◆ **Material for this task**
== Segment start ==

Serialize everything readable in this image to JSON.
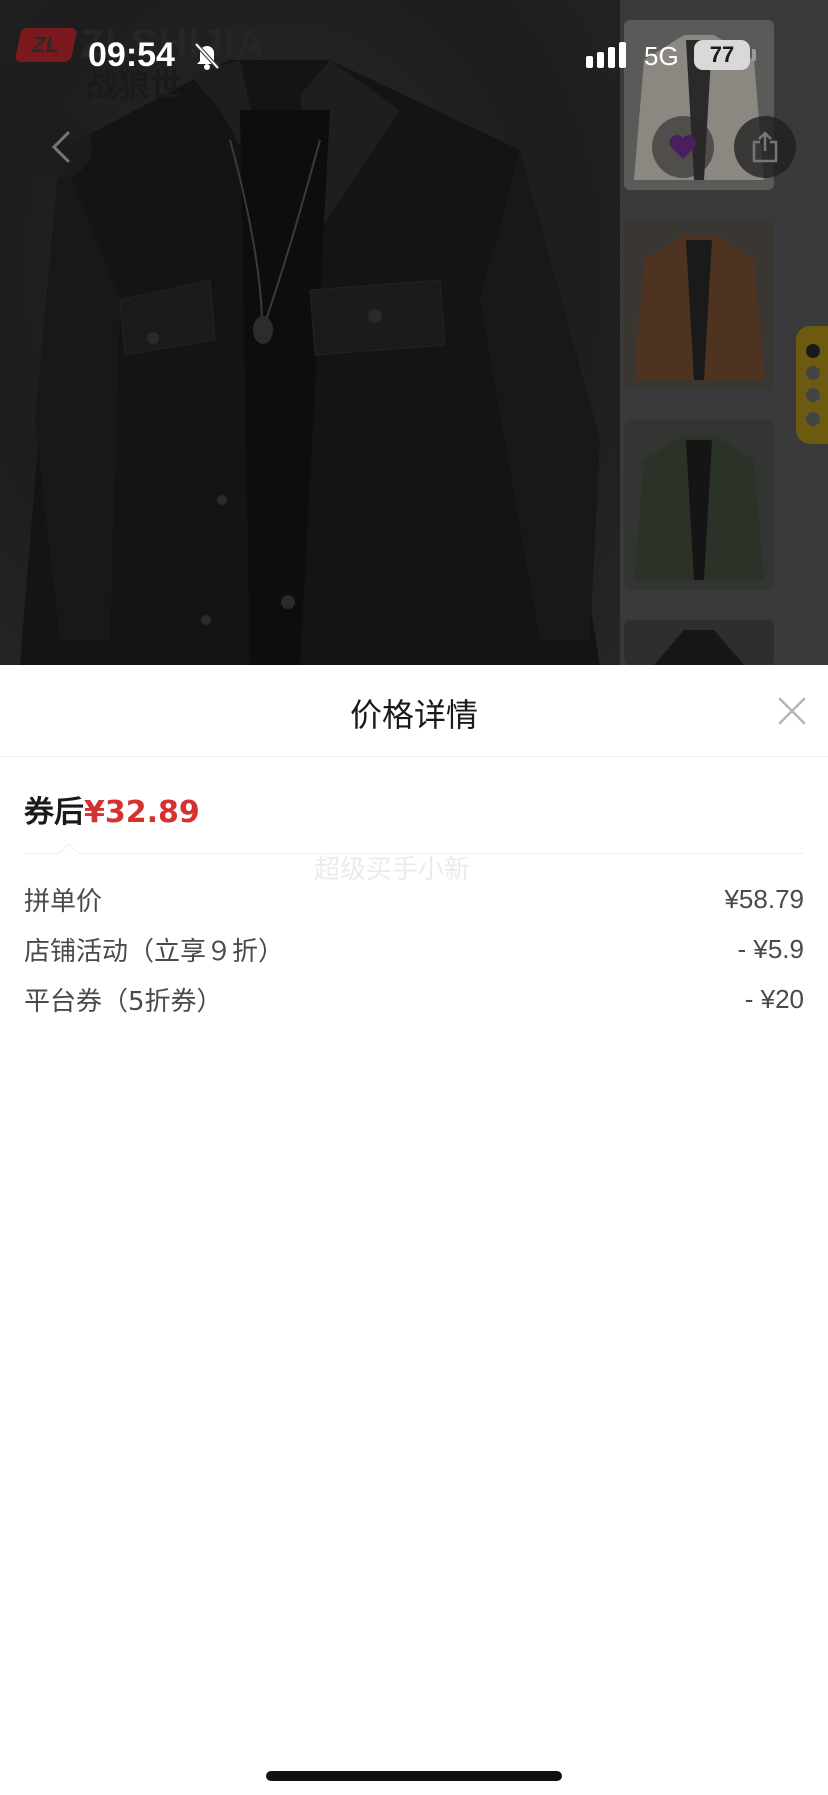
{
  "status_bar": {
    "time": "09:54",
    "network": "5G",
    "battery": "77"
  },
  "product": {
    "brand_word": "ZLSHIJIA",
    "brand_mark": "ZL",
    "brand_cn": "战狼世",
    "thumbnails": [
      "white-jacket",
      "brown-jacket",
      "olive-jacket",
      "black-jacket"
    ]
  },
  "sheet": {
    "title": "价格详情",
    "summary_label": "券后",
    "summary_price": "¥32.89",
    "watermark": "超级买手小新",
    "rows": [
      {
        "label": "拼单价",
        "value": "¥58.79"
      },
      {
        "label": "店铺活动（立享９折）",
        "value": "- ¥5.9"
      },
      {
        "label": "平台券（5折券）",
        "value": "- ¥20"
      }
    ]
  },
  "colors": {
    "accent_price": "#d4312f",
    "overlay": "#3a3a3a"
  }
}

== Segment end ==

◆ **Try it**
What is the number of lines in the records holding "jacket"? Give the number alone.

◆ **Response to this exercise**
4